How a child with a fractured skull grew up to become the 'world's fastest human calculator'

Neelakantha Bhanu Prakash is known in India as the "world's fastest human calculator."

(CNN)What's 869,463,853 times 73?
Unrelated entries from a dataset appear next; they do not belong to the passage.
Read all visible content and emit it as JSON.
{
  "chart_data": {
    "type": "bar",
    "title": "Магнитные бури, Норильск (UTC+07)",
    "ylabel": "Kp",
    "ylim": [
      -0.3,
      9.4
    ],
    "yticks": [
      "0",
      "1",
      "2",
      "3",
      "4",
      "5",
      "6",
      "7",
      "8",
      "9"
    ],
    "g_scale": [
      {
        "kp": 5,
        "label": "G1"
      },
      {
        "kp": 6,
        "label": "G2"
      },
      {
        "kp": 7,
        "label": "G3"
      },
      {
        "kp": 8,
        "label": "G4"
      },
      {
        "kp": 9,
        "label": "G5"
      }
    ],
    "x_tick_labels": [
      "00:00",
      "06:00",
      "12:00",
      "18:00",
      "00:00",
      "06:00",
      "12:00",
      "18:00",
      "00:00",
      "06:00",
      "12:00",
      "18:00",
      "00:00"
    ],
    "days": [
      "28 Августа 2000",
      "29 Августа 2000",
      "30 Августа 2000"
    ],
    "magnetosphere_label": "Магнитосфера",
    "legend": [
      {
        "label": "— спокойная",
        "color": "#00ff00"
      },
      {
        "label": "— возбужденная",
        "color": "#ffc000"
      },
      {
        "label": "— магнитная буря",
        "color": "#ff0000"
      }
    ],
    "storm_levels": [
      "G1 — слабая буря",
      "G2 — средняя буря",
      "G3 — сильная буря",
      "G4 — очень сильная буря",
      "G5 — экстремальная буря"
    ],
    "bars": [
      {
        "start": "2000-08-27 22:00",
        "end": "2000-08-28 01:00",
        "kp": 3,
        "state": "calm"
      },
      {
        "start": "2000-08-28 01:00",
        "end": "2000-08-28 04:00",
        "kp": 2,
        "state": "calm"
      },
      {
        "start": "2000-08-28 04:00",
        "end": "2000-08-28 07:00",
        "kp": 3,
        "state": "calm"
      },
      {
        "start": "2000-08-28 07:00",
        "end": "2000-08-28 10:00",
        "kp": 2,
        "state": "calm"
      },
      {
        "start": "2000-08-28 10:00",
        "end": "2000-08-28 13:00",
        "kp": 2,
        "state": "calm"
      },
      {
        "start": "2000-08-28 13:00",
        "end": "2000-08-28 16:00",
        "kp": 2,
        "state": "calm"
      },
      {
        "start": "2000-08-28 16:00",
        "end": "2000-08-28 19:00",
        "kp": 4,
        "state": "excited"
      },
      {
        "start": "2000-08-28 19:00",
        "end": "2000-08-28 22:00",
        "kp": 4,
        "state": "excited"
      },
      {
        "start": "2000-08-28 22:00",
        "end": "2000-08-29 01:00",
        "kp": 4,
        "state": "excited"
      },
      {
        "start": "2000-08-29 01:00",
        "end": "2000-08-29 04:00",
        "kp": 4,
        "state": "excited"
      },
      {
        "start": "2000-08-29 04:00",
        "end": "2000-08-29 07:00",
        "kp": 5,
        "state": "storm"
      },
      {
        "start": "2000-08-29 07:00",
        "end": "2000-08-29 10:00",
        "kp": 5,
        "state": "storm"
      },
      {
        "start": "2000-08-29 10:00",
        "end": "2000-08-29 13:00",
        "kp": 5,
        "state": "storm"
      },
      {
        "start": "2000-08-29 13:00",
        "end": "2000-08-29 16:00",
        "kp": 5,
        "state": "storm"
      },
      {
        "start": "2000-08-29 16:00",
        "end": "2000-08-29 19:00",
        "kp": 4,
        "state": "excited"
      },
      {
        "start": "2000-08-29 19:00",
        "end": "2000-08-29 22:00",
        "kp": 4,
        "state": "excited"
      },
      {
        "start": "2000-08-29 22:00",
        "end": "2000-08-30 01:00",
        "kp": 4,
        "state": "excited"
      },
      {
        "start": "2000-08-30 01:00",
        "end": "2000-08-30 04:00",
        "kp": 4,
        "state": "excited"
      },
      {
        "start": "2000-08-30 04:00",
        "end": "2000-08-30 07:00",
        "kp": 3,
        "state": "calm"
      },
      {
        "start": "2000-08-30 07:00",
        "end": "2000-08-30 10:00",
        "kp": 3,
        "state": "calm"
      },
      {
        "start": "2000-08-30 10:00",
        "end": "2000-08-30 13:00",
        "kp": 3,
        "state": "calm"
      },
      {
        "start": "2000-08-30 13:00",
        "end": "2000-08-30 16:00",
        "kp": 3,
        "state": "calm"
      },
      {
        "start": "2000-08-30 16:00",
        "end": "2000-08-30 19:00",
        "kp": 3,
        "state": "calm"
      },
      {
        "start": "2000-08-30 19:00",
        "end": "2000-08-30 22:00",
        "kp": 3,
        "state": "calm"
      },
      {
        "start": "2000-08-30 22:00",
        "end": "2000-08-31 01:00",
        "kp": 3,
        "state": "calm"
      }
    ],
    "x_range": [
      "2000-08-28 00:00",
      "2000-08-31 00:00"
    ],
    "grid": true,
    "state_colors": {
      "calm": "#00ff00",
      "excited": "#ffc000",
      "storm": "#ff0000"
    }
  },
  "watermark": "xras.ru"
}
While the average person would still be reaching for their calculator, 20-year-old Neelakantha Bhanu Prakash already has the answer.
It's 63,470,861,269 and it takes just 26 seconds for Bhanu, known in India as the "world's fastest human calculator," to work it out in his head.
    According to the Limca Book of Records -- India's equivalent to Guinness World Records -- Bhanu's mind processes numbers at an average speed of 12 per second, around 10 times faster than a regular brain.
    Bhanu says he's able to make such complex calculations at breakneck speed through "structured practice."
    "Let's say I am doing a multiplication of 8,763 multiplied by eight," he says. "I'll probably multiply: 8,000 by eight which is 64,000, 700 by eight which is 5,600, 60 by eight which is 480, three by eight is 24. And I add all of these. But this requires the human brain to remember all this.
    "The methods which I use are very similar to general methods but certain things -- basically (it's) brain optimization. I optimize my methods and make them better than before.
    "At the end of the day whatever I call my methods, sometimes it just happens. There's a certain process, obviously, but since you have trained your brain, it just happens."
    On August 15, Bhanu, from Hyderabad in India's southern Telangana state, became the first Asian to win gold at the Mental Calculation World Championship at the Mind Sports Olympiad (MSO) in London. He's also the first non-European winner in the event's 23-year history.
    In his competition debut, Bhanu beat 29 opponents from 13 countries to take the gold -- his speed so extraordinary that judges made him jump through extra hoops and solve more calculations to confirm his accuracy.
    Just don't call him a prodigy.
    "Definitely not, because I find the word 'prodigy' a little troubling as it just doesn't capture the efforts and experience, it's just a state that's obtained out of nowhere," Bhanu says, stressing that his extraordinary mathematical ability didn't come easily.
    In fact, it could have all been very different.
    Bhanu, aged 10, poses with his haul of math tournament trophies in 2010.

    Life-threatening injury

    In 2005, aged 5, Bhanu fell from his cousin's scooter when it was hit by a truck, banging his head on the road.
    Bhanu fractured his skull. He needed 85 stitches and multiple operations, before doctors put him into a medically induced coma.
    When he woke up almost seven days later, the doctors told his parents that Bhanu could be cognitively impaired for the rest of his life due to his head injuries.
    He spent the next year bedridden.
    "That accident changed the way I used to define fun and it is the reason why am here today," he says.
    During his recovery, Bhanu learned how to play chess and solved puzzles to keep his brain engaged -- eventually progressing to math problems.
    "I remember the pain vividly ... this is the most traumatic experience I have had in my life," he recalls. "I couldn't even go to school for a year. All I had to rely on to get better were numbers and puzzles."
    The head injury left him with an "ugly looking scar." To protect his feelings, Bhanu's parents removed all mirrors from around the house for a year. But he was determined to not let the scar define him. "It drove me forward and I knew there's something that I am good at and I will prove myself there," he says.
    In 2007, aged 7, Bhanu finished third in the sub-junior category at a state level speed arithmetic competition in Andhra Pradesh state. His performance brought his father to tears, Bhanu says. "It wasn't the medal, it was what led me there that moved my father," he says.